Were it not for The Elder Scrolls V: Skyrim releasing in 2011, Rayman Origins would have been my personal game of the year without any question. It is still one of the best looking games I have ever seen and further proves video games can be considered a for of art. It has some of the tightest platforming controls, achieves perfection in level design and smoothness, hilarious to play with friends and a soundtrack more delightful than watching a puppy hop around in tall grass. Though it was a small flaw, the only existing fault with Origins was the absence of online co-op. It was surprising to see less than a year after its release, but I jumped with glee and pelvic thrusted as Globox would when the first teaser trailer for Rayman Legends was leaked. Though it’s exclusively available for the Wii U, I can assure you from my demo impressions and gameplay videos that the GamePad is used quite well in co-op sessions. Somehow Ubisoft managed to make the game look even more beautiful with some new rendering as well. To top the cake with hardcore icing, they’re including online multiplayer. Rayman Legends is a dream come true and my anticipation for its musical levels rocked to new heights for its release on February 26, 2013.
Sly Cooper: Thieves in Time
Back when the PlayStation 2 was in its prime and I did not know much about video games, I had two motivations to purchase Sony’s wonder machine. One of them was Dragon Ball Z Budokai because I had such a blast playing it with my cousins while fighting as the nearly indestructible fighters from the Z universe. The second reason is because I saw this mysterious raccoon on TV one day who apparently loved stealing things. Being a youngling at the time, I was instantly drawn into the Sly Cooper series with its lovable protagonist and cel-shaded visuals. Formerly created by the fathers of inFamous – Sucker Punch – Sly Cooper is easily one of my favorite franchises on the PlayStation 2. In fact, Sly 2: Band of Thieves is easily among my top five favorite games on the Playstation 2. The last game in the series, Sly 3: Honor Among Thieves, released over seven years ago since Sucker Punch moved on to create the first inFamous. When all hope was lost, a small development team – Sanzaru Games – was hired by Sony to create Sly Cooper: Thieves in Time. Originally, Sanzaru was making their own homemade version of what “Sly 4″ would be like, and obviously Sony liked what they saw to the point where Sanzaru was given the rights to create the fourth entry in the series. It’s a game that I’m not only anticipating highly as a big Sly Cooper fan, but it’s also priced at $39.99 to sweeten the deal, which is practically a steal (get it… a steal… because Sly Cooper steals things). It’ll be great to once again see Sly and the gang in action on February 5, 2013.

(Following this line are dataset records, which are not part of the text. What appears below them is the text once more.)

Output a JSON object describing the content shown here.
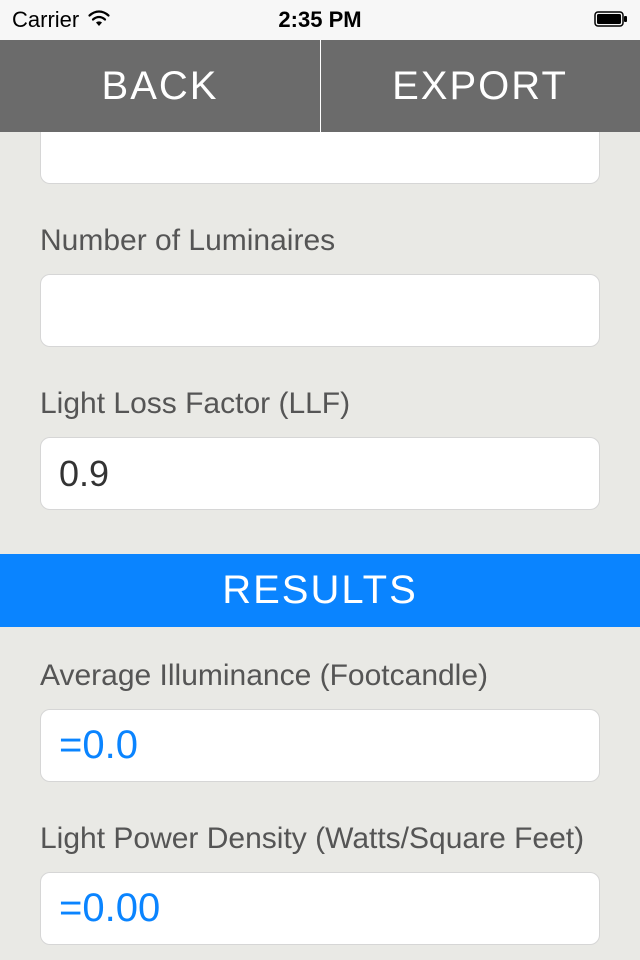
{
  "status": {
    "carrier": "Carrier",
    "time": "2:35 PM"
  },
  "nav": {
    "back": "BACK",
    "export": "EXPORT"
  },
  "fields": {
    "top_partial_value": "",
    "num_luminaires_label": "Number of Luminaires",
    "num_luminaires_value": "",
    "llf_label": "Light Loss Factor (LLF)",
    "llf_value": "0.9"
  },
  "results": {
    "banner": "RESULTS",
    "avg_illum_label": "Average Illuminance (Footcandle)",
    "avg_illum_value": "=0.0",
    "lpd_label": "Light Power Density (Watts/Square Feet)",
    "lpd_value": "=0.00"
  }
}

What do you guys think? Are you excited for any of these games? Did you enjoy this three part feature? Should the Americans just go back to eating their bacon burgers and watching ‘Murican football? Let us know in the comments section.
Robbie Key proudly serves his post under “Reviews and News” for Analog Addiction. He is also Stephen F. Austin State University’s new Entertainment Editor, a blogger for IGN, has a passion for those cryptic things known as video games and most importantly, he is American. You can follow his completely relevant Twitter updates and watch his awesomtacular YouTube videos. Be sure to look out for his future Wii U reviews as well.